A systematic review attempts to identify, appraise and synthesize all the empirical evidence that meets pre-specified eligibility criteria to answer a specific research question. Researchers conducting systematic reviews use explicit, systematic methods that are selected with a view aimed at minimizing bias, to produce more reliable findings to inform decision making.
Types of Sources: search results include primary and secondary sources
ClinicalKey and AccessMedicine are great sources of clinical information outside of the standard article format. Search results in both databases include book chapters, practice guidelines, drug monographs, patient education materials, images, and procedures videos. Stat!Ref also provides access to current reference and textbook titles.
These are often a good starting place when you need comprehensive background information on the issue you are researching.
Types of Sources: DynaMed pages are secondary sources which link out to supporting primary and secondary sources.
Dynamed is a clinical reference tool. It provides summaries of clinical topics, recommendations based on current evidence, and evaluations of the quality of that evidence. The pages are usually framed around a disease/condition, although there are also pages on regularly used drugs, surgical techniques, etc. Because the information included in Dynamed is linked back to the original research, it is a good place to start when you are unfamiliar with a topic. But for topics that are not well-established, PubMed is better for finding the most recent research.
The CDC website is a great resource when you are looking for data and health statistics. They also cover a variety of public health topics like traveler health, emergency preparedness, workplace safety, etc.
For questions about health services on a federal, state, or local level, try some of the resources on our Government Health Agencies guide. The first tab covers federal agencies, the second covers Philadelphia and PA resources.
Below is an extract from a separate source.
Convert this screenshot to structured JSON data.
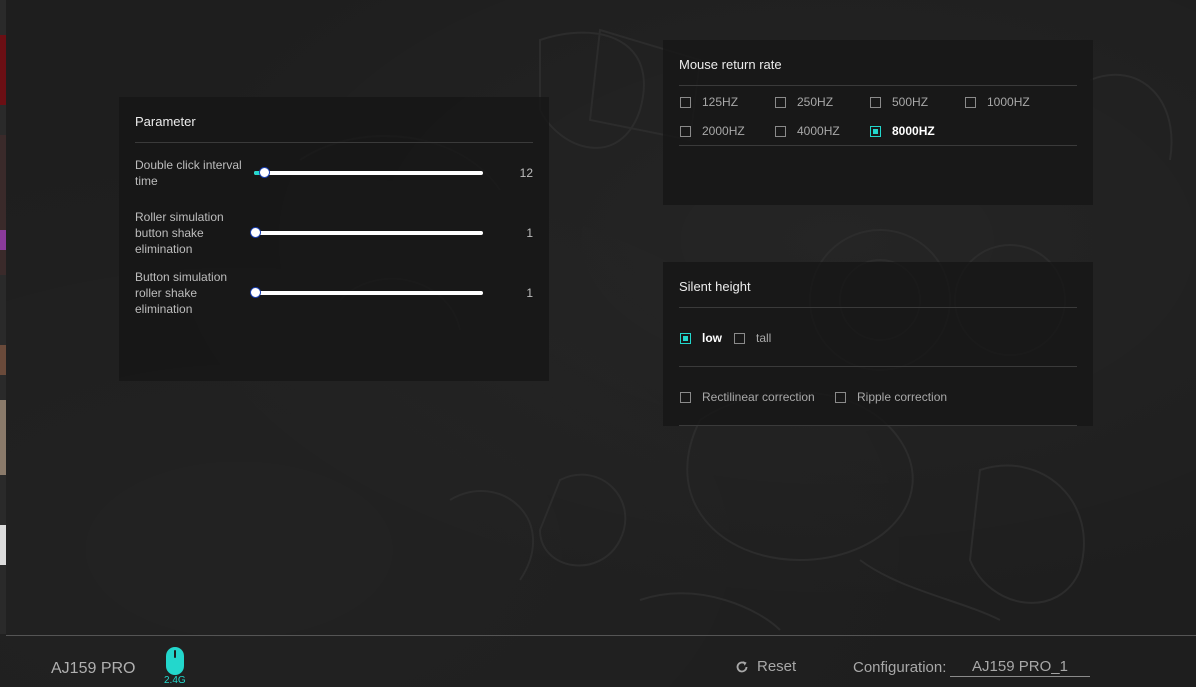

If you have questions about the assignment, or about using any of the resources listed above, please contact one of the Health Sciences librarians.